- The Arizona Supreme Court ruling earlier this year making in-state tuition unavailable to Arizona residents who have Deferred Action for Childhood Arrival status likely contributed to a 40% decline in DACA student enrollment at the 10 Maricopa Community Colleges, according to the Arizona Republic.
- The college system, which had total enrollment of around 196,000 during the 2016-17 academic year, didn't provide previous enrollment numbers but reported that the drop in DACA students was much larger than past fluctuations among that group. Most of Arizona's DACA students who attend college go to a two-year campus.
- Meanwhile, the number of DACA learners at Arizona State University increased since the April court ruling, although the pace of enrollments had slowed from recent years.
The Arizona Supreme Court ruling means DACA recipients have to pay as much as three times the in-state tuition rates they have been allowed for the past three years, the Arizona Republic reported in a separate article. The publication noted that the 2,000 DACA students at Maricopa Community Colleges would pay $241 per credit hour as compared to the $86 state residents pay. At state universities, their tuition would rise from about $10,600 to $26,500.

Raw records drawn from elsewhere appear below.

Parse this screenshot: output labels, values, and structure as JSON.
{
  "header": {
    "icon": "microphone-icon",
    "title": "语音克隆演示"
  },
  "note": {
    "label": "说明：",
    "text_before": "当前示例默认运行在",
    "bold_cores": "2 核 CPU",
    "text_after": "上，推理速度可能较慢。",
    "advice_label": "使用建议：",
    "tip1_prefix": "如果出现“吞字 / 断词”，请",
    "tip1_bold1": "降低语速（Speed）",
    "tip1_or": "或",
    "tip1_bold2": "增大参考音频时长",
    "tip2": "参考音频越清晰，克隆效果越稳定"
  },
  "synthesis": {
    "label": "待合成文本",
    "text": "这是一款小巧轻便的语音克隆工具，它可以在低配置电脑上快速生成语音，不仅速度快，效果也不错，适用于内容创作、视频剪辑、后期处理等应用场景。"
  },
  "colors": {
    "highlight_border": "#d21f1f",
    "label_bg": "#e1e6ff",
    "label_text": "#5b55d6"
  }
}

DACA students are already barred from receiving federal financial aid, and they can't receive state financial aid in 42 states or in-state tuition rates in 30 states, according to The Washington Post.
Colleges and universities across the country have attempted to soften the financial blow caused by decisions such as that of Arizona for DACA students through private donations, and some private universities have offered lower cost tuition or scholarships.
Johns Hopkins University, the City University of New York's graduate universities, Loyola University's Stritch School of Medicine in Illinois and Claremont Graduate University in California are among the institutions helping DACA recipients with scholarships and other financial support.
The Trump administration's moves to end DACA have met considerable resistance, even from some Republicans. Most recently, a federal judge in Texas last month ruled against ending the program after Texas and eight other states sued for an injunction to stop it.
Mary Sue Coleman, president of the Association of American Universities, issued a statement earlier this month urging Congress to make the protection of young people brought to the U.S. as children permanent. She said it is important for colleges to support them "as many are now students, scholars, and scientists at our universities, contributing to the economy and our scientific enterprise."